With a brush
A very large brush loaded with watered down paint will cover a model inside of about 30 seconds, but will need three or more coats for an even finish, depending on the colour. Your palette technique and brush loading also has to be on point (since it would be easy to overload the mini with paint) so this technique isn’t great for beginners.
With an airbrush
In my ignorance I thought this might save me time over a brush, but after talking to several airbrushing friends and after actually airbrushing a test mini, it turns out that actually what you’re getting is maximal quality but also maximal faff. Someone very practised in the use of their airbrush would undoubtedly reduce this faff time significantly, since they’ll be quick and efficient at getting the right paint consistency and so on, but this technique took longer than the other options by a wide margin. Two coats of Macragge Blue were still significantly darker over a black primer than the spray can, to the extent that it looked like Kantor Blue. That said, the texture was silky smooth, and after some more coats this would clearly produce the best finish.
With a spray can
So here you’re getting a strong colour over a black primer in almost no time whatsoever. The downside? You’ll get way more texture on the model, resulting in a vibrant but sub-optimal finish. I am an extremely lazy man, however, and am willing to skip my least favourite stage (basecoating) if it means a mildly less pleasing result. Your mileage on the texture thing may vary; see below for the results on a finished miniature.
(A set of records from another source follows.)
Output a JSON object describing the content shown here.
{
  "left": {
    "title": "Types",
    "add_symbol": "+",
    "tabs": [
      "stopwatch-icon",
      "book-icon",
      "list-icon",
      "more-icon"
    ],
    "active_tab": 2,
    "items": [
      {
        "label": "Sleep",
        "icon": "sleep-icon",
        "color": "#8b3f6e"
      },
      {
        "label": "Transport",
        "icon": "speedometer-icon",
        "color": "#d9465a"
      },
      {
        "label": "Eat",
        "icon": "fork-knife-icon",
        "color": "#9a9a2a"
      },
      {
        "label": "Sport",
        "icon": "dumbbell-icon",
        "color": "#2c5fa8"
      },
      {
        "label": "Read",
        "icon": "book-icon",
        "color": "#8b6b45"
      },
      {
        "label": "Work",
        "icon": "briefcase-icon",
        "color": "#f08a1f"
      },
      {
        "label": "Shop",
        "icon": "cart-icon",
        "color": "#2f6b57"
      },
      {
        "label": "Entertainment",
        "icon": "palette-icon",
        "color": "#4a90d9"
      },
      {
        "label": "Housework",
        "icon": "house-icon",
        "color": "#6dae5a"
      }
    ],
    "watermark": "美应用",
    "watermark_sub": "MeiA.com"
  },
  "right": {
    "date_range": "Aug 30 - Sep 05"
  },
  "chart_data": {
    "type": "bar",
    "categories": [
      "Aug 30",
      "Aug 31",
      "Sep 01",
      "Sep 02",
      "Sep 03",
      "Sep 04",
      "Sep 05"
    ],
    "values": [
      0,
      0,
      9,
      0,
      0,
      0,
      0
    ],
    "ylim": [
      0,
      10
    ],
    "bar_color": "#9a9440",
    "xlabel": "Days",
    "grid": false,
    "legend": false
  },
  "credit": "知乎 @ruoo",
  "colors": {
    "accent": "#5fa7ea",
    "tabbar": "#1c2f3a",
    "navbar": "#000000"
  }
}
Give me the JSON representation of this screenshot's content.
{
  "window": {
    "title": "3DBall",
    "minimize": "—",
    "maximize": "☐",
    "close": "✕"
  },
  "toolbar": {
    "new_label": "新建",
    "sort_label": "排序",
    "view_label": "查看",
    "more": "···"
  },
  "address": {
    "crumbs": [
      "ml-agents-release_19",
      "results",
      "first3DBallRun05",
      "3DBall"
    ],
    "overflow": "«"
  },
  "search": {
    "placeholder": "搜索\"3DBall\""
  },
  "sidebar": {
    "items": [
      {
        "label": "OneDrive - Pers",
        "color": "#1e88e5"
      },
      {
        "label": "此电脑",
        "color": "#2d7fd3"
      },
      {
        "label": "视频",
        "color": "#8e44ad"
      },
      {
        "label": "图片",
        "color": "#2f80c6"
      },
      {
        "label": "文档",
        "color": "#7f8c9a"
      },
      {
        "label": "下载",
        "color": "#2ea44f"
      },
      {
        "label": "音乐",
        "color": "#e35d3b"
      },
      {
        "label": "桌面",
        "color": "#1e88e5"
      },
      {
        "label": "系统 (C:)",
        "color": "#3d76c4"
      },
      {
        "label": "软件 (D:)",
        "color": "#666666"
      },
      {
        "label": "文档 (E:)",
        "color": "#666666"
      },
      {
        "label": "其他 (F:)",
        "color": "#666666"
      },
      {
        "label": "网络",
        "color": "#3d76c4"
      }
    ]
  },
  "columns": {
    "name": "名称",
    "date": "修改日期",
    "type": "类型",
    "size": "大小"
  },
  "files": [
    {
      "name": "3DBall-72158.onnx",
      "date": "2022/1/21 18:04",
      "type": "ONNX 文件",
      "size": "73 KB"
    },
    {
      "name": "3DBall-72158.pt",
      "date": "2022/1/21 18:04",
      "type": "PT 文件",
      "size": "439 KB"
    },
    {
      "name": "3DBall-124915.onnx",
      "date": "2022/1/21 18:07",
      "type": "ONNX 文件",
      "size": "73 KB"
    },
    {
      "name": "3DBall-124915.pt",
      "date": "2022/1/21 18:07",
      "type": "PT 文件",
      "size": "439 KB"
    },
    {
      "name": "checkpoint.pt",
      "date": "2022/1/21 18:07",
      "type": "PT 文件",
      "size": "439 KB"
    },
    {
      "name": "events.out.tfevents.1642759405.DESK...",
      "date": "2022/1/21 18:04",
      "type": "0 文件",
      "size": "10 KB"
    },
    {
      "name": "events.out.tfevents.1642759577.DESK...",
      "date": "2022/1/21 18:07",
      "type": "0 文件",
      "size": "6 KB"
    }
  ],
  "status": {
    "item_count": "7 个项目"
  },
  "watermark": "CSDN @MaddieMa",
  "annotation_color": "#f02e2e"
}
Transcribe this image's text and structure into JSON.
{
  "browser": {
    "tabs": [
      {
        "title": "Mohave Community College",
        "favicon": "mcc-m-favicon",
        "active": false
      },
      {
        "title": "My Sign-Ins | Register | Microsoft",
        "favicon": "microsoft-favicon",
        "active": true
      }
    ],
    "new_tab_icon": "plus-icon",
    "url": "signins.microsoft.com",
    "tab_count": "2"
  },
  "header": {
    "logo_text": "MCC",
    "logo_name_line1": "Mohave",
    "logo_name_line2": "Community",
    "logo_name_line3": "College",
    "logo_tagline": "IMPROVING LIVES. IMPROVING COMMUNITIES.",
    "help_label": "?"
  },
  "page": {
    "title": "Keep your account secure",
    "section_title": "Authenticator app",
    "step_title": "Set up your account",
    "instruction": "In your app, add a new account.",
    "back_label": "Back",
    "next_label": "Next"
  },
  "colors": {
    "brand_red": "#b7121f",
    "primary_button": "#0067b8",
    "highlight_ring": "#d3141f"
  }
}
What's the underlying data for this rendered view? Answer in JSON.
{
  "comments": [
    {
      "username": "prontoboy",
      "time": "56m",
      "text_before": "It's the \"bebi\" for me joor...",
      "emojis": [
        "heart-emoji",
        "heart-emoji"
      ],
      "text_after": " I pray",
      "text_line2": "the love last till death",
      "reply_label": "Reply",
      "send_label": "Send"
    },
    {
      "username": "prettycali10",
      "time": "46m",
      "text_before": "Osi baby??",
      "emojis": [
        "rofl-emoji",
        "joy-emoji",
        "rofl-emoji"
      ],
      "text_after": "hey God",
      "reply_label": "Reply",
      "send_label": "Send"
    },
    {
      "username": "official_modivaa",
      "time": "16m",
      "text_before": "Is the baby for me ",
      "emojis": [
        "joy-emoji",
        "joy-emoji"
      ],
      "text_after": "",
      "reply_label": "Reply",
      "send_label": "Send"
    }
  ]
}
There are other metrics to consider. First is expense. Spray cans are definitely the most expensive option unless you don’t already own an airbrush, in which case it’ll take a long time for that investment to pay itself back vs. individual spray cans. Secondly is the environmental impact, in which case spray cans are unarguably the worst, and the least efficient. At least where I live we can recycle aerosol cans? Still, not ideal.
Spray can test model: the results
As usual, laziness won out in the end. I decided to just use the damn spray can for my new primaris astartes detachment. They’re going to be Ultramarines successors (so that I can write my own background and characters) but for the test model I decided to paint an actual Ultramarines sergeant who’s been assigned to the successor chapter as an advisor, since they’re all new and innocent about the ways of the 41st Millennium. Here he is:
That blue is the blue spray can over a chaos black primer, followed by a single thin coat of Macragge Blue to help get a satin finish in line with the other surfaces on the mini. The highlights and shading were applied with the standard Ultramarines colours (basecoat Macragge Blue, line-in shade of Nuln Oil, highlight Calgar Blue, edge highlight with Fenrisian Grey).
It’s not my best paint job ever, but it’s certainly not my worst either. For comedy value, I feel it’s important to compare this guy to one of the first space marines I ever painted.
It seems fair to suggest that my painting ability and Games Workshop’s miniatures have both improved somewhat since the 90s.